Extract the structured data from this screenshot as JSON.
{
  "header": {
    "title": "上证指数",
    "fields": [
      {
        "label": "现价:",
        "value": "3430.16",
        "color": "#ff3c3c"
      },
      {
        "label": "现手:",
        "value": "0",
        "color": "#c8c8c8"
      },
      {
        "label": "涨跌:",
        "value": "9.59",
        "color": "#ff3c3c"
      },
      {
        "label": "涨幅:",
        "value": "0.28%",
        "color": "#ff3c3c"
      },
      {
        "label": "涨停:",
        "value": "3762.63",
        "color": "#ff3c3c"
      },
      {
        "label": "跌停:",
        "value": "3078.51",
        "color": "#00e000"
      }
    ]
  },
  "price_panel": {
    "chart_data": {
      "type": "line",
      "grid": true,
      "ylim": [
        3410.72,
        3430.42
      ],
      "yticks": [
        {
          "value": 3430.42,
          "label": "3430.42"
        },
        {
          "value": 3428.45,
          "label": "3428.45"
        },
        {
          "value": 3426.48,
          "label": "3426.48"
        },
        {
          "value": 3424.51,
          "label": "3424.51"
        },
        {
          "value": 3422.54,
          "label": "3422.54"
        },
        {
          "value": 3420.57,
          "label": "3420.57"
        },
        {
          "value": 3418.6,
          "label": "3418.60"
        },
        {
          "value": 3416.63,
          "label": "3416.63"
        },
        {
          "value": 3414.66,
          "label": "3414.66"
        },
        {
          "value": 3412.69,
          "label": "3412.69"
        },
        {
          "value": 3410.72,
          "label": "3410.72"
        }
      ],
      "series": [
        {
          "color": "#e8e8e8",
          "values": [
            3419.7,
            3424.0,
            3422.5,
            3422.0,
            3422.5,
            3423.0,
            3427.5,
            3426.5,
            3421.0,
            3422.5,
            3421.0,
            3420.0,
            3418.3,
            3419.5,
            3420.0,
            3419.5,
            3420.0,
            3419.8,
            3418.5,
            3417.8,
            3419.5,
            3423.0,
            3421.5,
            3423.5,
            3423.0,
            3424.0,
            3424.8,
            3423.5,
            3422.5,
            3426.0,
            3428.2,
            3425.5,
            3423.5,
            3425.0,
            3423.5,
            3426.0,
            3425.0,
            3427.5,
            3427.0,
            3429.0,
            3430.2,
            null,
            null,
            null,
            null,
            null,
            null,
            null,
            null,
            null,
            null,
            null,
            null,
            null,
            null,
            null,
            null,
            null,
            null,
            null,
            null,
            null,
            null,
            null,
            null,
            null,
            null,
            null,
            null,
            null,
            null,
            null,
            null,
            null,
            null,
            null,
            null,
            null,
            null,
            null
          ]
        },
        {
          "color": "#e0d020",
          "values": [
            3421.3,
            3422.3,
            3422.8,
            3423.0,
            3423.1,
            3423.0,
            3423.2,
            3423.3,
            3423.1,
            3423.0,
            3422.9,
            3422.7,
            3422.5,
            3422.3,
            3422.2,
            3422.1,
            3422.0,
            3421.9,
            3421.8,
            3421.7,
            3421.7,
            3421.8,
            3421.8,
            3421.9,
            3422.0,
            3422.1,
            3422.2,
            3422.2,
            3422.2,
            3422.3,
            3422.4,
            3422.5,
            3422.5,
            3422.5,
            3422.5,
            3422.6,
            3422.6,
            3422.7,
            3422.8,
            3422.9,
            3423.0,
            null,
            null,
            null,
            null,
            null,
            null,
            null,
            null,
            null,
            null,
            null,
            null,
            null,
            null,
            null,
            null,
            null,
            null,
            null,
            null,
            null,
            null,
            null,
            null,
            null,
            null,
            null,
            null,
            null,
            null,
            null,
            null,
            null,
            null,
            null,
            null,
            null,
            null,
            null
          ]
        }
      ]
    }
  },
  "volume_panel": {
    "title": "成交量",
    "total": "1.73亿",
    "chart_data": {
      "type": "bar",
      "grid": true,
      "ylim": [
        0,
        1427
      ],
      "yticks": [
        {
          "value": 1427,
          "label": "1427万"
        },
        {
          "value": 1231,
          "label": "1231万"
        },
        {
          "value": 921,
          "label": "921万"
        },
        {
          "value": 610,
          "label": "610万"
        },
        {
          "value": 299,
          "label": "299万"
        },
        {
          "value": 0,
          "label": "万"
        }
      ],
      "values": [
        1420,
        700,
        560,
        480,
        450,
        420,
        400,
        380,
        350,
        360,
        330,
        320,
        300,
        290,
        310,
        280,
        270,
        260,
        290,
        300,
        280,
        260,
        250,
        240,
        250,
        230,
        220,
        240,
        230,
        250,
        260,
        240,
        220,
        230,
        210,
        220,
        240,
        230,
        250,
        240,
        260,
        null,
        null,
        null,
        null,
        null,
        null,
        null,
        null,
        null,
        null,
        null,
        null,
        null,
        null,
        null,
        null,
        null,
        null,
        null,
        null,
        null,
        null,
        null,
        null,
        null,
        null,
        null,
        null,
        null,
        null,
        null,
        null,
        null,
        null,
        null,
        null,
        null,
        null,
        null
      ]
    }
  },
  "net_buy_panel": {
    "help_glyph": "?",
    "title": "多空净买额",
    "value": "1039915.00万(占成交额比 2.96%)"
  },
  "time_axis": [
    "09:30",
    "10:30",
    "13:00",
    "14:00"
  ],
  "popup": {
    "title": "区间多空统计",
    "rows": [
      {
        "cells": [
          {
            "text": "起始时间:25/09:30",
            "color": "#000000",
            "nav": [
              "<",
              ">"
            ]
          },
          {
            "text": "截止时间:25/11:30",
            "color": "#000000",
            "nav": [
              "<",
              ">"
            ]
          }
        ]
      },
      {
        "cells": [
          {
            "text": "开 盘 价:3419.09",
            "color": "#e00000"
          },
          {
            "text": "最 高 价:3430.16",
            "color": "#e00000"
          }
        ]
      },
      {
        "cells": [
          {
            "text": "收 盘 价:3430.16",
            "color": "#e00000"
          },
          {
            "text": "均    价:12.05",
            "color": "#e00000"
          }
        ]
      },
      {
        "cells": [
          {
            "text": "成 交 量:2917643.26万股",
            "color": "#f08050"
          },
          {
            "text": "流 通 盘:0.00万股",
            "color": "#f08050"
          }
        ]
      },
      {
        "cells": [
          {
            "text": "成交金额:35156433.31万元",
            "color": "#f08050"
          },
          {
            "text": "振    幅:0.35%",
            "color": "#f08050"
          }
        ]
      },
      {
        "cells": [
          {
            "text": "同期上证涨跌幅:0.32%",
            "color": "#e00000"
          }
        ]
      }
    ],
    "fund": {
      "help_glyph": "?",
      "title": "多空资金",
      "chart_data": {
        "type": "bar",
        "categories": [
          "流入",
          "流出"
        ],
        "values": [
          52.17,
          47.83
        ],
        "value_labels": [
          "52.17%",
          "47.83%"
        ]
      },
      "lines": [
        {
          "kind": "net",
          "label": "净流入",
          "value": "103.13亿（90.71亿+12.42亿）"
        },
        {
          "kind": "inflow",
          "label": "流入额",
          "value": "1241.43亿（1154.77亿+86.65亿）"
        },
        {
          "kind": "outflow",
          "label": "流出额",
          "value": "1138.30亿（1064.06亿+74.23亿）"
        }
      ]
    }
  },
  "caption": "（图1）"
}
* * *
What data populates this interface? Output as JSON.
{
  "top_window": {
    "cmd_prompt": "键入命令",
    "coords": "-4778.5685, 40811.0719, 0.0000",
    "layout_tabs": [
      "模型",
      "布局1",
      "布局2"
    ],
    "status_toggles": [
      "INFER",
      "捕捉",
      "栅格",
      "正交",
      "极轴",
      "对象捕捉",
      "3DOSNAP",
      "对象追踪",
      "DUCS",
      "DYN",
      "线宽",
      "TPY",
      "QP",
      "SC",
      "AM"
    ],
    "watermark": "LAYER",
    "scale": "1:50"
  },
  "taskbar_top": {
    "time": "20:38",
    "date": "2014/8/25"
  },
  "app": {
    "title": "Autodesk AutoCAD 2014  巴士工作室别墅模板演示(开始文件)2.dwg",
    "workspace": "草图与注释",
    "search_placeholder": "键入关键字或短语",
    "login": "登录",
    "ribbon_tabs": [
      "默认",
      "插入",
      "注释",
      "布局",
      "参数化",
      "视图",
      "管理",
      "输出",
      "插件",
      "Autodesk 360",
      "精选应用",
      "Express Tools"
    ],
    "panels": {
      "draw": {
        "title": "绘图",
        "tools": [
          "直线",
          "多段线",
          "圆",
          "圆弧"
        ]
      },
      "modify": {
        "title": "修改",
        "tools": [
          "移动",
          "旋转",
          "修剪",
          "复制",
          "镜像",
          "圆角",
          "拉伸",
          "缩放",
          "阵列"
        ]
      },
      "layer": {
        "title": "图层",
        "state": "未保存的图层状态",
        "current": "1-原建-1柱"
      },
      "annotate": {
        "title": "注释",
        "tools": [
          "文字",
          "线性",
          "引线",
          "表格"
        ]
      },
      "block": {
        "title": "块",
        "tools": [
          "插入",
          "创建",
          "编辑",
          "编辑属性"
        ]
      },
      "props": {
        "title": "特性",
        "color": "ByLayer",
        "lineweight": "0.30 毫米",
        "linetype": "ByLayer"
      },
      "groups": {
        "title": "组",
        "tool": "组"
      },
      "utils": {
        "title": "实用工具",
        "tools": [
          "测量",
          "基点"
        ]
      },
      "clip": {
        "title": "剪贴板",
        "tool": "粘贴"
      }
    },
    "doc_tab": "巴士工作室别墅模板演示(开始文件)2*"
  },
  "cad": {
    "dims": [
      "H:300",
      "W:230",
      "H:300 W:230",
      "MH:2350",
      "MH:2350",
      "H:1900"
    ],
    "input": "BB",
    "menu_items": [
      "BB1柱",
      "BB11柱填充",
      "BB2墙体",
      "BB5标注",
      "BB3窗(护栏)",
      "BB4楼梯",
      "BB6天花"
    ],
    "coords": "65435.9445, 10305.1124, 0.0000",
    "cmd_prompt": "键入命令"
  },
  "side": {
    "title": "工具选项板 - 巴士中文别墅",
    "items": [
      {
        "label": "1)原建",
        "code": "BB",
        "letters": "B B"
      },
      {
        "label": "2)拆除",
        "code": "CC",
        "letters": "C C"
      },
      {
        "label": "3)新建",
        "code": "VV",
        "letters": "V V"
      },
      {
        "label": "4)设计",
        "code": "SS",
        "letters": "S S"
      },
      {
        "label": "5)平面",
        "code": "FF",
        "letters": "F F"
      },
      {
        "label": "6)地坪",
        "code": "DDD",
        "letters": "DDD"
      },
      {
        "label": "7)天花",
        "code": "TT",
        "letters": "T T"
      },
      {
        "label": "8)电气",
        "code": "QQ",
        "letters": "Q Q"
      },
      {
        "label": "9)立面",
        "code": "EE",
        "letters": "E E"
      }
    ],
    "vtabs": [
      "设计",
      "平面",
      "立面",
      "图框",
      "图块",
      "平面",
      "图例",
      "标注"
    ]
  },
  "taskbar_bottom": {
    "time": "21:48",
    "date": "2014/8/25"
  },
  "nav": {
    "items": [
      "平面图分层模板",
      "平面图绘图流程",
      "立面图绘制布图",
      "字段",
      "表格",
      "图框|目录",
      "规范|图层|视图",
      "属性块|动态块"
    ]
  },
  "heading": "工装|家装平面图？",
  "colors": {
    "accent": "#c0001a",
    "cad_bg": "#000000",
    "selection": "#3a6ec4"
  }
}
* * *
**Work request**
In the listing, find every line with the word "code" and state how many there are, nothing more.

**Solved problem**
9